The artist-led archive is not fixed or solid—if it was it would become an institutional archive. The documents in the Transmission archive (like the Catalyst archive now) may be ordered in a neat chronology, but the artist-led archive is more than its documentation. Memories of live events, chance occurrences, beer stains from late-night parties, word of mouth and filthy rumours, linking individuals and groups across time, are all as much a part of it as the paperwork.
The artist-led archive is, by necessity, in a constant state of development and flux. It’s not the same today as it was yesterday. It’s superpositional. It’s a substantiation of the fact that we were here, that we did this, despite the cynical landlords, despite the unsympathetic employers, despite the blaring smoke alarm that brought the Christmas party to a halt before 11pm. Despite everything.
I have strong feelings about artist-led archives. So, when invited to make an intervention in the Transmission archive for this project, the most obvious solution was to outsource the intervention to an algorithm.
@Transmolovesyou is a Twitter bot that constructs fictitious artistic projects using real exhibition details skimmed from the Transmission archive—artists’ names, titles, etc. It’s an automated content-engine, producing hypothetical art productions. @Transmolovesyou generates a new tweet every 24 hours, and given that it contains enough data points to generate over 8 million unique combinations, it should continue generating fictional Transmission projects for a several thousand years (or for as long as Twitter continues to exist). It was created using a simple tool, SSBOT, developed by Zach Whalen, built on a Google spreadsheet.

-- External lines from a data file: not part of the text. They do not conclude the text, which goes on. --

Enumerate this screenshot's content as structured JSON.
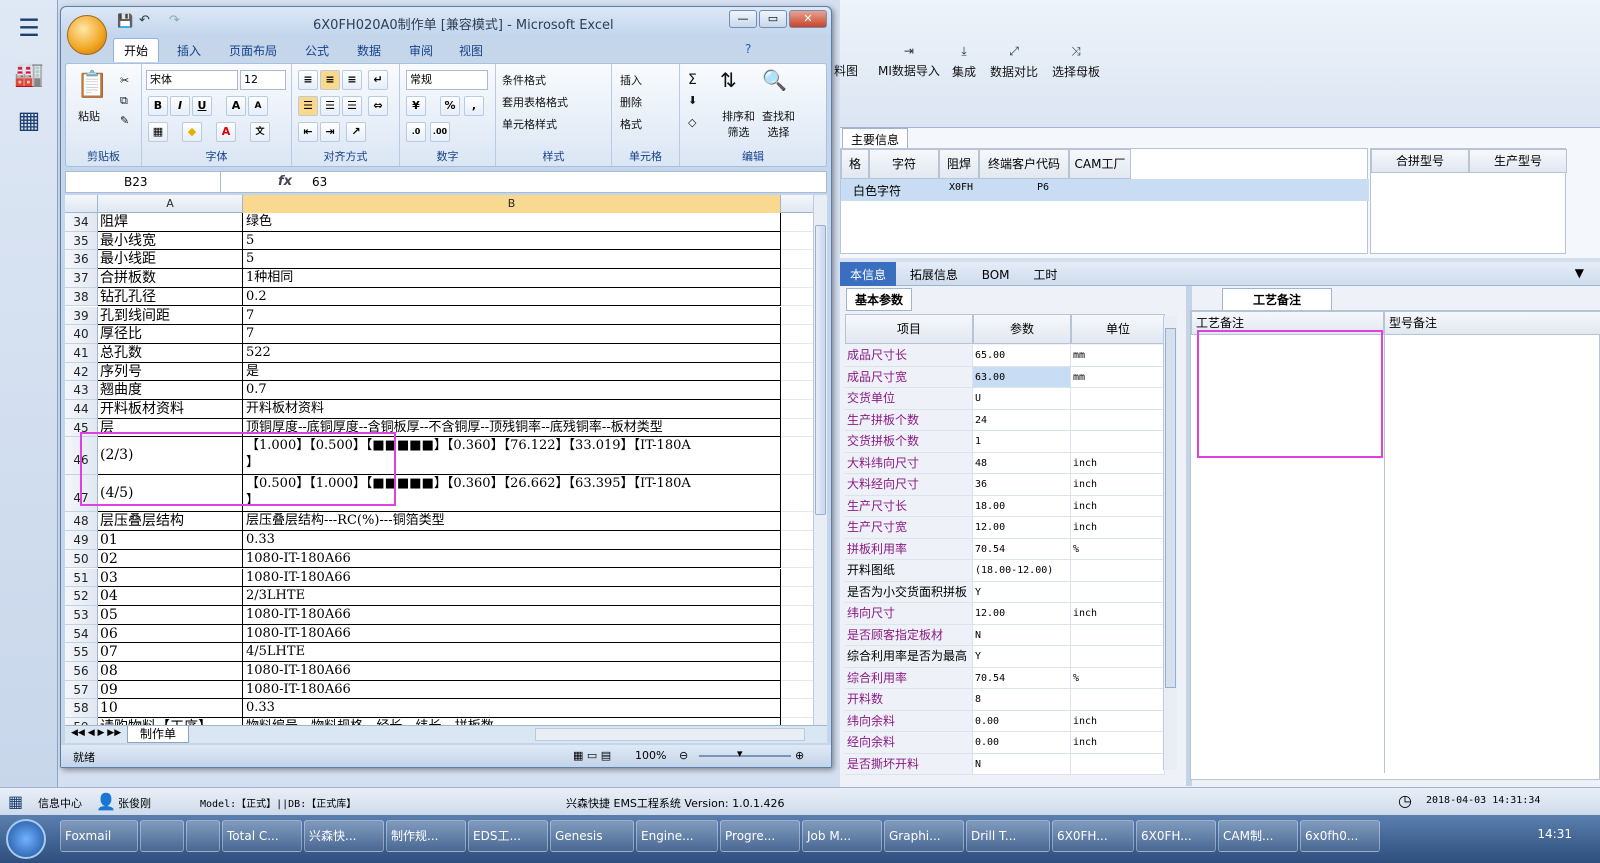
{
  "excel": {
    "title": "6X0FH020A0制作单 [兼容模式] - Microsoft Excel",
    "tabs": [
      "开始",
      "插入",
      "页面布局",
      "公式",
      "数据",
      "审阅",
      "视图"
    ],
    "ribbon": {
      "clipboard": {
        "paste": "粘贴",
        "label": "剪贴板"
      },
      "font": {
        "name": "宋体",
        "size": "12",
        "label": "字体"
      },
      "align": {
        "label": "对齐方式"
      },
      "number": {
        "format": "常规",
        "label": "数字"
      },
      "styles": {
        "cond": "条件格式",
        "table": "套用表格格式",
        "cell": "单元格样式",
        "label": "样式"
      },
      "cells": {
        "insert": "插入",
        "delete": "删除",
        "format": "格式",
        "label": "单元格"
      },
      "edit": {
        "sort": "排序和\n筛选",
        "find": "查找和\n选择",
        "label": "编辑"
      }
    },
    "name_box": "B23",
    "formula_value": "63",
    "columns": [
      "A",
      "B"
    ],
    "rows": [
      {
        "n": "34",
        "a": "阻焊",
        "b": "绿色"
      },
      {
        "n": "35",
        "a": "最小线宽",
        "b": "5"
      },
      {
        "n": "36",
        "a": "最小线距",
        "b": "5"
      },
      {
        "n": "37",
        "a": "合拼板数",
        "b": "1种相同"
      },
      {
        "n": "38",
        "a": "钻孔孔径",
        "b": "0.2"
      },
      {
        "n": "39",
        "a": "孔到线间距",
        "b": "7"
      },
      {
        "n": "40",
        "a": "厚径比",
        "b": "7"
      },
      {
        "n": "41",
        "a": "总孔数",
        "b": "522"
      },
      {
        "n": "42",
        "a": "序列号",
        "b": "是"
      },
      {
        "n": "43",
        "a": "翘曲度",
        "b": "0.7"
      },
      {
        "n": "44",
        "a": "开料板材资料",
        "b": "开料板材资料"
      },
      {
        "n": "45",
        "a": "层",
        "b": "顶铜厚度--底铜厚度--含铜板厚--不含铜厚--顶残铜率--底残铜率--板材类型"
      },
      {
        "n": "46",
        "a": "(2/3)",
        "b": "【1.000】【0.500】【■■■■■】【0.360】【76.122】【33.019】【IT-180A",
        "b2": "】"
      },
      {
        "n": "47",
        "a": "(4/5)",
        "b": "【0.500】【1.000】【■■■■■】【0.360】【26.662】【63.395】【IT-180A",
        "b2": "】"
      },
      {
        "n": "48",
        "a": "层压叠层结构",
        "b": "层压叠层结构---RC(%)---铜箔类型"
      },
      {
        "n": "49",
        "a": "01",
        "b": "0.33"
      },
      {
        "n": "50",
        "a": "02",
        "b": "1080-IT-180A66"
      },
      {
        "n": "51",
        "a": "03",
        "b": "1080-IT-180A66"
      },
      {
        "n": "52",
        "a": "04",
        "b": "2/3LHTE"
      },
      {
        "n": "53",
        "a": "05",
        "b": "1080-IT-180A66"
      },
      {
        "n": "54",
        "a": "06",
        "b": "1080-IT-180A66"
      },
      {
        "n": "55",
        "a": "07",
        "b": "4/5LHTE"
      },
      {
        "n": "56",
        "a": "08",
        "b": "1080-IT-180A66"
      },
      {
        "n": "57",
        "a": "09",
        "b": "1080-IT-180A66"
      },
      {
        "n": "58",
        "a": "10",
        "b": "0.33"
      },
      {
        "n": "59",
        "a": "请购物料【工序】",
        "b": "物料编号---物料规格---经长---纬长---拼板数"
      }
    ],
    "sheet_tab": "制作单",
    "status_ready": "就绪",
    "zoom": "100%"
  },
  "ems": {
    "ribbon_buttons": [
      "料图",
      "MI数据导入",
      "集成",
      "数据对比",
      "选择母板"
    ],
    "main_info_tab": "主要信息",
    "top_cols": [
      "格",
      "字符",
      "阻焊",
      "终端客户代码",
      "CAM工厂"
    ],
    "top_row": [
      "",
      "白色字符",
      "",
      "X0FH",
      "P6"
    ],
    "right_cols": [
      "合拼型号",
      "生产型号"
    ],
    "mid_tabs": [
      "本信息",
      "拓展信息",
      "BOM",
      "工时"
    ],
    "basic_tab": "基本参数",
    "param_cols": [
      "项目",
      "参数",
      "单位"
    ],
    "params": [
      {
        "k": "成品尺寸长",
        "v": "65.00",
        "u": "mm",
        "p": true
      },
      {
        "k": "成品尺寸宽",
        "v": "63.00",
        "u": "mm",
        "p": true
      },
      {
        "k": "交货单位",
        "v": "U",
        "u": "",
        "p": true
      },
      {
        "k": "生产拼板个数",
        "v": "24",
        "u": "",
        "p": true
      },
      {
        "k": "交货拼板个数",
        "v": "1",
        "u": "",
        "p": true
      },
      {
        "k": "大料纬向尺寸",
        "v": "48",
        "u": "inch",
        "p": true
      },
      {
        "k": "大料经向尺寸",
        "v": "36",
        "u": "inch",
        "p": true
      },
      {
        "k": "生产尺寸长",
        "v": "18.00",
        "u": "inch",
        "p": true
      },
      {
        "k": "生产尺寸宽",
        "v": "12.00",
        "u": "inch",
        "p": true
      },
      {
        "k": "拼板利用率",
        "v": "70.54",
        "u": "%",
        "p": true
      },
      {
        "k": "开料图纸",
        "v": "(18.00-12.00)",
        "u": "",
        "p": false
      },
      {
        "k": "是否为小交货面积拼板",
        "v": "Y",
        "u": "",
        "p": false
      },
      {
        "k": "纬向尺寸",
        "v": "12.00",
        "u": "inch",
        "p": true
      },
      {
        "k": "是否顾客指定板材",
        "v": "N",
        "u": "",
        "p": true
      },
      {
        "k": "综合利用率是否为最高",
        "v": "Y",
        "u": "",
        "p": false
      },
      {
        "k": "综合利用率",
        "v": "70.54",
        "u": "%",
        "p": true
      },
      {
        "k": "开料数",
        "v": "8",
        "u": "",
        "p": true
      },
      {
        "k": "纬向余料",
        "v": "0.00",
        "u": "inch",
        "p": true
      },
      {
        "k": "经向余料",
        "v": "0.00",
        "u": "inch",
        "p": true
      },
      {
        "k": "是否撕坏开料",
        "v": "N",
        "u": "",
        "p": true
      }
    ],
    "process_tab": "工艺备注",
    "process_cols": [
      "工艺备注",
      "型号备注"
    ],
    "status": {
      "info": "信息中心",
      "user": "张俊刚",
      "model": "Model:【正式】||DB:【正式库】",
      "system": "兴森快捷 EMS工程系统 Version: 1.0.1.426",
      "datetime": "2018-04-03 14:31:34"
    }
  },
  "taskbar": {
    "items": [
      "Foxmail",
      "",
      "",
      "Total C...",
      "兴森快...",
      "制作规...",
      "EDS工...",
      "Genesis",
      "Engine...",
      "Progre...",
      "Job M...",
      "Graphi...",
      "Drill T...",
      "6X0FH...",
      "6X0FH...",
      "CAM制...",
      "6x0fh0..."
    ],
    "clock": "14:31"
  }
}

Unlike other ways of creating a Twitter bot, it requires no knowledge of code and unlike other bots, it doesn’t engage other Twitter users in conversation, interact with live data sources or pretend to be a real person. Unlike an AI or neural network, it doesn’t learn—it simply follows a set of instructions (the algorithm). The bot doesn’t understand natural language or syntax any more than it understands intention, desire, metaphor or context. Like content spamming websites, which list multiple unrelated phrases in an attempt to climb to the top of search engine indexes, it generates a kind of contentless content: it’s nothing but noise, there is no signal.
The database is constructed from hundreds of individual data points (nouns, verbs, adjectives, etc.), skimmed from the exhibition and event listings of Transmission, from 1983 to the present day. SSBOT then provides a set of instructions for how these words should be arranged. The algorithm doesn’t act alone: a large degree of curation went into refining the data points in ways that made the sentences generated by the algorithm sound more like natural language. The dataset isn’t a comprehensive or complete database of Transmission history. Omissions and elisions were made to give @transmoloveyou a feeling of being, maybe, based on something real that once happened.
Aideen Doran is a visual artist based in Glasgow.